The KGB collection took time to gather, she said, because they wanted authentic items when possible; in exhibit placards (they wrote all the notes themselves) they carefully identify replicas (like the poison umbrella) or speculate when something – say Stalin’s Victrola near the entrance – was ‘likely given’ to the First Comrade.

Spy Tech Galore

The dozens of glass cases in the large open space hold less forbidding artifacts and create a winding maze through Soviet spy technology – with enough cameras, listening devices, and copying technologies to fill a good-sized vintage electronics shop. There are tiny listening devices hidden in pens, wallets, ties, tie clips, radios (naturally), hats, doctor bags, and workmen’s tool bags – just about every conceivable place to hide a listening device.

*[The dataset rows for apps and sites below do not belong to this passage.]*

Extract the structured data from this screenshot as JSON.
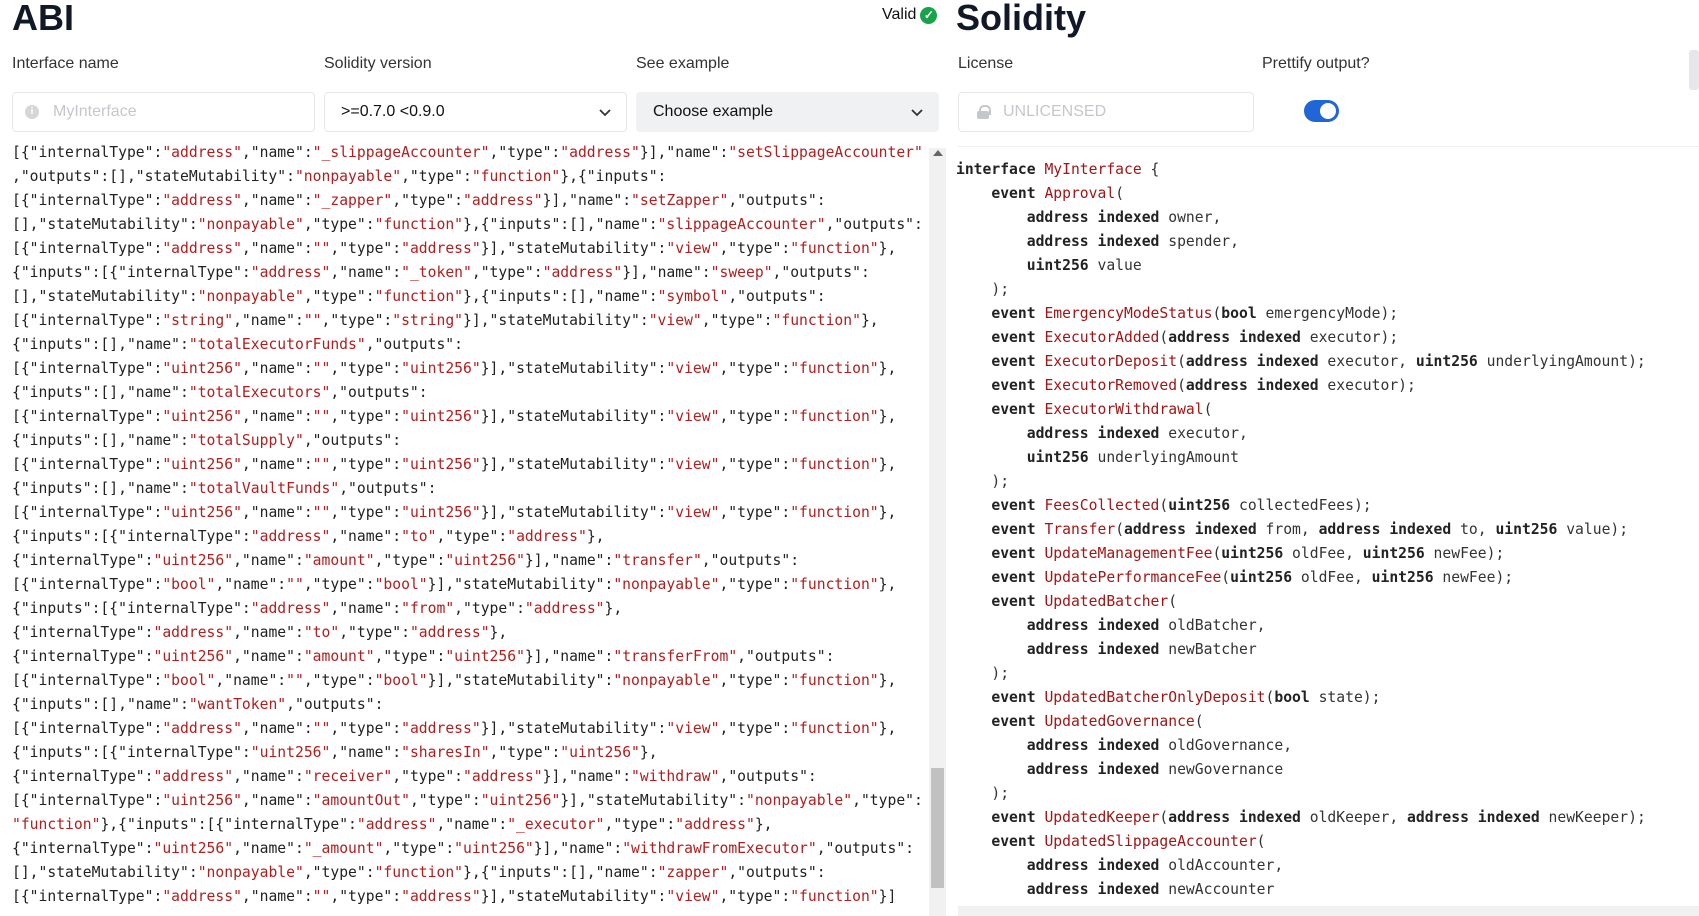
{
  "abi_panel": {
    "title": "ABI",
    "status": "Valid",
    "interface_label": "Interface name",
    "interface_placeholder": "MyInterface",
    "version_label": "Solidity version",
    "version_value": ">=0.7.0 <0.9.0",
    "example_label": "See example",
    "example_value": "Choose example",
    "code_lines": [
      "[{\"internalType\":\"address\",\"name\":\"_slippageAccounter\",\"type\":\"address\"}],\"name\":\"setSlippageAccounter\"",
      ",\"outputs\":[],\"stateMutability\":\"nonpayable\",\"type\":\"function\"},{\"inputs\":",
      "[{\"internalType\":\"address\",\"name\":\"_zapper\",\"type\":\"address\"}],\"name\":\"setZapper\",\"outputs\":",
      "[],\"stateMutability\":\"nonpayable\",\"type\":\"function\"},{\"inputs\":[],\"name\":\"slippageAccounter\",\"outputs\":",
      "[{\"internalType\":\"address\",\"name\":\"\",\"type\":\"address\"}],\"stateMutability\":\"view\",\"type\":\"function\"},",
      "{\"inputs\":[{\"internalType\":\"address\",\"name\":\"_token\",\"type\":\"address\"}],\"name\":\"sweep\",\"outputs\":",
      "[],\"stateMutability\":\"nonpayable\",\"type\":\"function\"},{\"inputs\":[],\"name\":\"symbol\",\"outputs\":",
      "[{\"internalType\":\"string\",\"name\":\"\",\"type\":\"string\"}],\"stateMutability\":\"view\",\"type\":\"function\"},",
      "{\"inputs\":[],\"name\":\"totalExecutorFunds\",\"outputs\":",
      "[{\"internalType\":\"uint256\",\"name\":\"\",\"type\":\"uint256\"}],\"stateMutability\":\"view\",\"type\":\"function\"},",
      "{\"inputs\":[],\"name\":\"totalExecutors\",\"outputs\":",
      "[{\"internalType\":\"uint256\",\"name\":\"\",\"type\":\"uint256\"}],\"stateMutability\":\"view\",\"type\":\"function\"},",
      "{\"inputs\":[],\"name\":\"totalSupply\",\"outputs\":",
      "[{\"internalType\":\"uint256\",\"name\":\"\",\"type\":\"uint256\"}],\"stateMutability\":\"view\",\"type\":\"function\"},",
      "{\"inputs\":[],\"name\":\"totalVaultFunds\",\"outputs\":",
      "[{\"internalType\":\"uint256\",\"name\":\"\",\"type\":\"uint256\"}],\"stateMutability\":\"view\",\"type\":\"function\"},",
      "{\"inputs\":[{\"internalType\":\"address\",\"name\":\"to\",\"type\":\"address\"},",
      "{\"internalType\":\"uint256\",\"name\":\"amount\",\"type\":\"uint256\"}],\"name\":\"transfer\",\"outputs\":",
      "[{\"internalType\":\"bool\",\"name\":\"\",\"type\":\"bool\"}],\"stateMutability\":\"nonpayable\",\"type\":\"function\"},",
      "{\"inputs\":[{\"internalType\":\"address\",\"name\":\"from\",\"type\":\"address\"},",
      "{\"internalType\":\"address\",\"name\":\"to\",\"type\":\"address\"},",
      "{\"internalType\":\"uint256\",\"name\":\"amount\",\"type\":\"uint256\"}],\"name\":\"transferFrom\",\"outputs\":",
      "[{\"internalType\":\"bool\",\"name\":\"\",\"type\":\"bool\"}],\"stateMutability\":\"nonpayable\",\"type\":\"function\"},",
      "{\"inputs\":[],\"name\":\"wantToken\",\"outputs\":",
      "[{\"internalType\":\"address\",\"name\":\"\",\"type\":\"address\"}],\"stateMutability\":\"view\",\"type\":\"function\"},",
      "{\"inputs\":[{\"internalType\":\"uint256\",\"name\":\"sharesIn\",\"type\":\"uint256\"},",
      "{\"internalType\":\"address\",\"name\":\"receiver\",\"type\":\"address\"}],\"name\":\"withdraw\",\"outputs\":",
      "[{\"internalType\":\"uint256\",\"name\":\"amountOut\",\"type\":\"uint256\"}],\"stateMutability\":\"nonpayable\",\"type\":",
      "\"function\"},{\"inputs\":[{\"internalType\":\"address\",\"name\":\"_executor\",\"type\":\"address\"},",
      "{\"internalType\":\"uint256\",\"name\":\"_amount\",\"type\":\"uint256\"}],\"name\":\"withdrawFromExecutor\",\"outputs\":",
      "[],\"stateMutability\":\"nonpayable\",\"type\":\"function\"},{\"inputs\":[],\"name\":\"zapper\",\"outputs\":",
      "[{\"internalType\":\"address\",\"name\":\"\",\"type\":\"address\"}],\"stateMutability\":\"view\",\"type\":\"function\"}]"
    ]
  },
  "solidity_panel": {
    "title": "Solidity",
    "license_label": "License",
    "license_placeholder": "UNLICENSED",
    "prettify_label": "Prettify output?",
    "prettify_on": true,
    "code_lines": [
      "interface MyInterface {",
      "    event Approval(",
      "        address indexed owner,",
      "        address indexed spender,",
      "        uint256 value",
      "    );",
      "    event EmergencyModeStatus(bool emergencyMode);",
      "    event ExecutorAdded(address indexed executor);",
      "    event ExecutorDeposit(address indexed executor, uint256 underlyingAmount);",
      "    event ExecutorRemoved(address indexed executor);",
      "    event ExecutorWithdrawal(",
      "        address indexed executor,",
      "        uint256 underlyingAmount",
      "    );",
      "    event FeesCollected(uint256 collectedFees);",
      "    event Transfer(address indexed from, address indexed to, uint256 value);",
      "    event UpdateManagementFee(uint256 oldFee, uint256 newFee);",
      "    event UpdatePerformanceFee(uint256 oldFee, uint256 newFee);",
      "    event UpdatedBatcher(",
      "        address indexed oldBatcher,",
      "        address indexed newBatcher",
      "    );",
      "    event UpdatedBatcherOnlyDeposit(bool state);",
      "    event UpdatedGovernance(",
      "        address indexed oldGovernance,",
      "        address indexed newGovernance",
      "    );",
      "    event UpdatedKeeper(address indexed oldKeeper, address indexed newKeeper);",
      "    event UpdatedSlippageAccounter(",
      "        address indexed oldAccounter,",
      "        address indexed newAccounter"
    ]
  },
  "colors": {
    "accent": "#2166d6",
    "string": "#b31d1d",
    "identifier": "#a31515",
    "valid": "#16a34a"
  }
}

The standout exhibit was dubbed “The Thing” by the Soviets, but we would recognize it as the Great Seal of the United States. It’s a duplicate of the wooden U.S. seal presented by “Soviet schoolchildren” to a completely oblivious U.S. Ambassador W. Averell Harriman in 1943. It hung in his Moscow office for years while the ingenious bug hidden inside of it (no power supply needed) eavesdropped. The FBI didn’t discover the listening device until 1952.

And what’s a surveillance state without cameras to supply pictures of people, places, documents, inventions, or military locations? These miniature marvels were easy to operate, even when hidden in ties, belts, hats, buttons, birdhouses, umbrellas, cufflinks, shoes, a cigarette pack (which holds some real smokes), cosmetic cases, and even a ring capable of taking up to five pictures. Smile!

Killer Lipstick and Moose Tracks

There’s an artificial tooth holding a poison capsule, lock picks, and weapons hidden in ordinary objects like pens – or even a lipstick tube. “The Deadly Kiss” could fire a single bullet, and was, Urbaityte said, “most likely used in an intimate setting.” There’s even a gun concealed in a knife; apparently, the KGB didn’t mind a little overkill.

There’s no imaginable espionage ploy left unexplored, from secret messages on TV screens to the most far-fetched spots for recording devices – inside a tree, for example. And how would a KBG agent disguise his footprints in snow or mud while checking the tree for information? By wearing the special wooden clogs (on display nearby) over his shoes to mimic the tracks of a horse or moose. (Sorry, Bullwinkle).

At the end of the tour, visitors can check out the gift shop and have their photo taken at a KGB desk wearing an official hat and coat. Admission is $22 for adults, $13 for kids and $17 for students and seniors. Capitalism, it seems, won in the end ... at least for now.

IF YOU GO

What: The KGB Espionage Museum

Where: 245 West 14th St.

(917) 388-2332

kgbespionagemuseum.org

When: Seven days a week, 10 a.m. - 8 p.m.